- Art Vandelay I doubt there is even room for EBFlex and Tassos to puff each other's peters in that POS
- Art Vandelay The lack of side windows is a boon for EBFlex and Tassos as nobody can see them puffing each other's peters back there!
- Art Vandelay They all have sunroofs which is good for EBFlex and Tassos...one can stand and hang out the roof while the other puffs his peter
That's pretty rich of Scott Keogh to tell the dealers to stop whoring out cars when he is the one who revised the the 200k in 2020 to 200K in 2015 without any new product just to stroke his humongous ego. Audi's were worth more when dealers weren't sitting on inventories of 200 or more, now the customers are addicted to rebates and discounts. Why I left the brand, I couldn't make real money selling Audi's anymore.
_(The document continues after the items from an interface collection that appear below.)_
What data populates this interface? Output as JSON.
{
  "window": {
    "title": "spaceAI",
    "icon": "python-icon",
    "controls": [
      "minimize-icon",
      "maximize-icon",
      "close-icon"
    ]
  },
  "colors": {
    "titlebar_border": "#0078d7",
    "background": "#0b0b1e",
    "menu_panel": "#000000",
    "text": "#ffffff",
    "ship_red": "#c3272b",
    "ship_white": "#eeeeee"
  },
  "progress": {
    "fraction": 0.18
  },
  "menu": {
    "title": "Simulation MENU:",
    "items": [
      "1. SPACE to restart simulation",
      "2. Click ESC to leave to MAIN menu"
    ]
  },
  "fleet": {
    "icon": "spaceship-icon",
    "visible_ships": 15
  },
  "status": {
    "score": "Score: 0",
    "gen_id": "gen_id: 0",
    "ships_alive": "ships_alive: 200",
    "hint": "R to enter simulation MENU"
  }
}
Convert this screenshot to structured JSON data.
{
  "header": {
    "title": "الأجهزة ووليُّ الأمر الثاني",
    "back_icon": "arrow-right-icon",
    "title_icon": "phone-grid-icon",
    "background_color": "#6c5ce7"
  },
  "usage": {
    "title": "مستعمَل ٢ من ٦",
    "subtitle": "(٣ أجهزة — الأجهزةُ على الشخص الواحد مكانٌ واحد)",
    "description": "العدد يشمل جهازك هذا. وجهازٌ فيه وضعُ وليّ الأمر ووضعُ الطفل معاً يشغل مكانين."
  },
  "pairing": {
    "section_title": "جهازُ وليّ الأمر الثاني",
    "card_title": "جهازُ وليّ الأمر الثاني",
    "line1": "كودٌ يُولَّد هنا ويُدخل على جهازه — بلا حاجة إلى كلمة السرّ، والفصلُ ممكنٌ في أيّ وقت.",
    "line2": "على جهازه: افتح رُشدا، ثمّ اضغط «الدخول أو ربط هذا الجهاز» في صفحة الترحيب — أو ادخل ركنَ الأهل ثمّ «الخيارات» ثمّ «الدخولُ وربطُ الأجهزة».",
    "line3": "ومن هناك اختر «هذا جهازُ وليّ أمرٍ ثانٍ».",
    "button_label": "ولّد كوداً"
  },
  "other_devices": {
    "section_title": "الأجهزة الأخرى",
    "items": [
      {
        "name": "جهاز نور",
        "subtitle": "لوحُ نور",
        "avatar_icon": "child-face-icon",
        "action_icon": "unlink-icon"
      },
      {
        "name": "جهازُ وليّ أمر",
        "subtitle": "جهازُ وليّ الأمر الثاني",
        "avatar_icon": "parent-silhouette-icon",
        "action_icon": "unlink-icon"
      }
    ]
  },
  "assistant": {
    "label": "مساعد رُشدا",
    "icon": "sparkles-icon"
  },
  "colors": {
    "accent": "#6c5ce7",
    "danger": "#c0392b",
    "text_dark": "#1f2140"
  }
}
While cross hopping for a midsize sedan I was shocked to realize that basic Audi A6 was priced pretty much the same as BMW 525. A6 looks pretty nice, but BMW has some serious discounts on 5-series these days. I am frustrated with the new Mercedes E-class pricing. Basic luxury sedan for $60K with 4-cylinder engine? That gave me a pause... I was expecting to see A6 at around $40K, but dealers are asking around $47K. This made me think how would the venerable German brands fare in the brand new world of electric vehicles. Likely that cars will go the way of electronics. All production will be moved to Asia. Are cars becoming more and more a disposable commodity like TV's/VCR's through the 60s-80s?